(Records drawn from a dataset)

-=-=-

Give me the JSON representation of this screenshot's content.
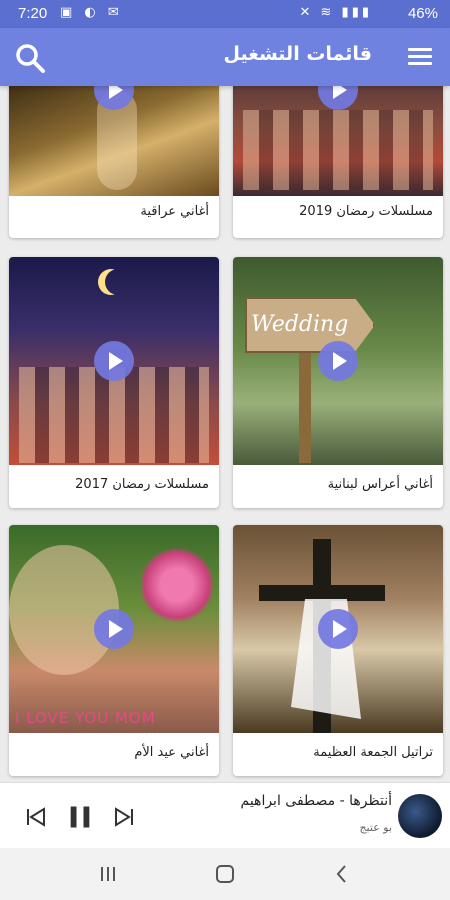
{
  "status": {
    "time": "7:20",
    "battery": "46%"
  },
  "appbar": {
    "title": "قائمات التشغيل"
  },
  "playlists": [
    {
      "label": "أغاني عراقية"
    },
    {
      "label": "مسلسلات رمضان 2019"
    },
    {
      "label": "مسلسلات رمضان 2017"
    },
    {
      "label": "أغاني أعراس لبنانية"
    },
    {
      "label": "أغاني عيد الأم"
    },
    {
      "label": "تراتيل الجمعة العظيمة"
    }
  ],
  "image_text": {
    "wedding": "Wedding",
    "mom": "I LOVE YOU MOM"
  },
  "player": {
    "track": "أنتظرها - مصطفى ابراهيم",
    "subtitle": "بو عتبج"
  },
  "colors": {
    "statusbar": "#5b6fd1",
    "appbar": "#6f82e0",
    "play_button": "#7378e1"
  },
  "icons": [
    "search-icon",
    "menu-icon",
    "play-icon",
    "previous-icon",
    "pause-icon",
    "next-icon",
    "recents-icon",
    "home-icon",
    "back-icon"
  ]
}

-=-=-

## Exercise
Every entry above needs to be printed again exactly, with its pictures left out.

## Output
Give me the JSON representation of this screenshot's content.
{
  "status": {
    "time": "7:20",
    "battery": "46%"
  },
  "appbar": {
    "title": "قائمات التشغيل"
  },
  "playlists": [
    {
      "label": "أغاني عراقية"
    },
    {
      "label": "مسلسلات رمضان 2019"
    },
    {
      "label": "مسلسلات رمضان 2017"
    },
    {
      "label": "أغاني أعراس لبنانية"
    },
    {
      "label": "أغاني عيد الأم"
    },
    {
      "label": "تراتيل الجمعة العظيمة"
    }
  ],
  "image_text": {
    "wedding": "Wedding",
    "mom": "I LOVE YOU MOM"
  },
  "player": {
    "track": "أنتظرها - مصطفى ابراهيم",
    "subtitle": "بو عتبج"
  },
  "colors": {
    "statusbar": "#5b6fd1",
    "appbar": "#6f82e0",
    "play_button": "#7378e1"
  },
  "icons": [
    "search-icon",
    "menu-icon",
    "play-icon",
    "previous-icon",
    "pause-icon",
    "next-icon",
    "recents-icon",
    "home-icon",
    "back-icon"
  ]
}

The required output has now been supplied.